While I was hoping for some linkage with the Americas ( Brazil, Peru, Guatemala, Mexico) or Southeast Asia ( India, Thailand, Indonesia, Singapore), this is not the case. Originally Morocco was included in the findings, but Ancestry.com deleted it when they updated my results. Morocco is a place I have been strongly drawn to for most of my adult life. Since the report is not as specific as I had hoped, it still could be possible that Morocco is still in play. Like so many things, some answers do little more than reveal new questions. Perhaps some of the places I long to visit have linkage to past incarnations or parallel lives ( or both). Maybe the continual prompt about Native Americans has something to do with encouragement to dig deeper into some of their spiritual traditions. It remains a mystery.
After I had processed the results, I began to build my family tree using Ancestry.com’s resources. I did not get that far because most of my ancestors lived outside of the US and I could not find clear details beyond my great grandparents. I did take out some books on Sephardic Judaism hoping some aspects of this culture would jump out at me and resonate on an intuitive level. Sadly, this did not happen. It was gratifying though to pass on what I learned to some of my remaining older relatives. I wonder what my father would have thought about these findings. I grew up with so much family infighting about race, religion, ethnicity, and class. I was raised to be biased and to judge those who are “other.” I had such disdain for all the hypocrisy and ignorance. But I see it quite differently now. It takes an enlightened perspective to recognize that we are all worthy and there are reasons behind each and every decision one makes. This is why forgiveness and compassion are so very important. While many unanswered questions linger, I have a greater appreciation for the diversity and commonality we all share.

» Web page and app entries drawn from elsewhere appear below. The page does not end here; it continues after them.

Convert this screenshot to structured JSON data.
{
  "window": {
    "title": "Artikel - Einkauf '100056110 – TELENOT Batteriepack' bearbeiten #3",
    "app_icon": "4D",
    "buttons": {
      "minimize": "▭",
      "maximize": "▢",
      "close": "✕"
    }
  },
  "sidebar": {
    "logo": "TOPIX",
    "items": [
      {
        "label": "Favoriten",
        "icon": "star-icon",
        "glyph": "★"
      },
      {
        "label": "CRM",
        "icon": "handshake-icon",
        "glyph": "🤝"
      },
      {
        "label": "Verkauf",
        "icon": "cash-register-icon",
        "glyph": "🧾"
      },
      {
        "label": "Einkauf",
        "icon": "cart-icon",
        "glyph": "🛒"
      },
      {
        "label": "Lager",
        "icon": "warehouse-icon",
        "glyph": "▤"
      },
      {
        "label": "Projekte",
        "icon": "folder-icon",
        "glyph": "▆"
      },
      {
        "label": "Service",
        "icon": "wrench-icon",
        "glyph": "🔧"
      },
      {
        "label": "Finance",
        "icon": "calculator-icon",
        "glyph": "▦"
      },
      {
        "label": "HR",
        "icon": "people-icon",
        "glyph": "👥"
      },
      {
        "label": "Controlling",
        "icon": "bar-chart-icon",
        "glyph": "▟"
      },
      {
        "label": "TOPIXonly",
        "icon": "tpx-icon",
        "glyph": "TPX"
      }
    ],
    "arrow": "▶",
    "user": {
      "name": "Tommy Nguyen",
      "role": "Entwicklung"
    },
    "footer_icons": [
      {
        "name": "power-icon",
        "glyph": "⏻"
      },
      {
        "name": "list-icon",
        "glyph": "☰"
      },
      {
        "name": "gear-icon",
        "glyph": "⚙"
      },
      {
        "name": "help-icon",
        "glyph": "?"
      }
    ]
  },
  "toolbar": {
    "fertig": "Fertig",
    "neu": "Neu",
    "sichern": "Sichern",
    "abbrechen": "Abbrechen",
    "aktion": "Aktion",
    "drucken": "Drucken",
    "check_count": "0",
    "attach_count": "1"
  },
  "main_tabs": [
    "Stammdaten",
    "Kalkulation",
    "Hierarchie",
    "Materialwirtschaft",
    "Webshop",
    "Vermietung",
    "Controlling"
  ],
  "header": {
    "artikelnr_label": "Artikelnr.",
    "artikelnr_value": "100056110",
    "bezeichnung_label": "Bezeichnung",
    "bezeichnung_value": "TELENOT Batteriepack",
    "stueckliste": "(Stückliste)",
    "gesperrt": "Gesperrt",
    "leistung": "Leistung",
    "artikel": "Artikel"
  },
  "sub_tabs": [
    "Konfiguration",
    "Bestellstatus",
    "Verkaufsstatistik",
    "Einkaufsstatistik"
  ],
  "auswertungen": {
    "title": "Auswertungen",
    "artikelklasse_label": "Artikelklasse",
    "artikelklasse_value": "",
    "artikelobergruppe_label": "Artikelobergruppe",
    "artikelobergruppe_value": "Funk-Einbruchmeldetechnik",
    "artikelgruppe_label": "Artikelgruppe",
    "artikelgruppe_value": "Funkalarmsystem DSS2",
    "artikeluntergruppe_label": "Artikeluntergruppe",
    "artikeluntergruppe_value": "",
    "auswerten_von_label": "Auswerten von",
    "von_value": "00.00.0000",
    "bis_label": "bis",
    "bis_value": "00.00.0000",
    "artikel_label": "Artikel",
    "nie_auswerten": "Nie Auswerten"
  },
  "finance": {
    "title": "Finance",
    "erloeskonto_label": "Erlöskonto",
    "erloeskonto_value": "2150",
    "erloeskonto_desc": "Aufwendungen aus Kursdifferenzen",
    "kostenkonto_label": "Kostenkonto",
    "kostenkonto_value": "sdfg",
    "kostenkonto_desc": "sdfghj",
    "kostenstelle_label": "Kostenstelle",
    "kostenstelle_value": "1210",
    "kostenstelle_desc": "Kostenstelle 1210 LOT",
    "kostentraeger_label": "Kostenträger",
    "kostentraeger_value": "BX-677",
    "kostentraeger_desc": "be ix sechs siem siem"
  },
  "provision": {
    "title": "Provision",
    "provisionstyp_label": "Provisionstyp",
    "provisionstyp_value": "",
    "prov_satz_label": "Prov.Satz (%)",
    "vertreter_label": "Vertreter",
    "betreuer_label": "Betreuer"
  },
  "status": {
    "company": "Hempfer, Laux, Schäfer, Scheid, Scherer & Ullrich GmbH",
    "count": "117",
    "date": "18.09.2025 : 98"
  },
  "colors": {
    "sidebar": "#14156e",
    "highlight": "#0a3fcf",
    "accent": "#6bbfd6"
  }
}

images of Spain, Portugal, and Iran courtesy of wikipedia.org, public domain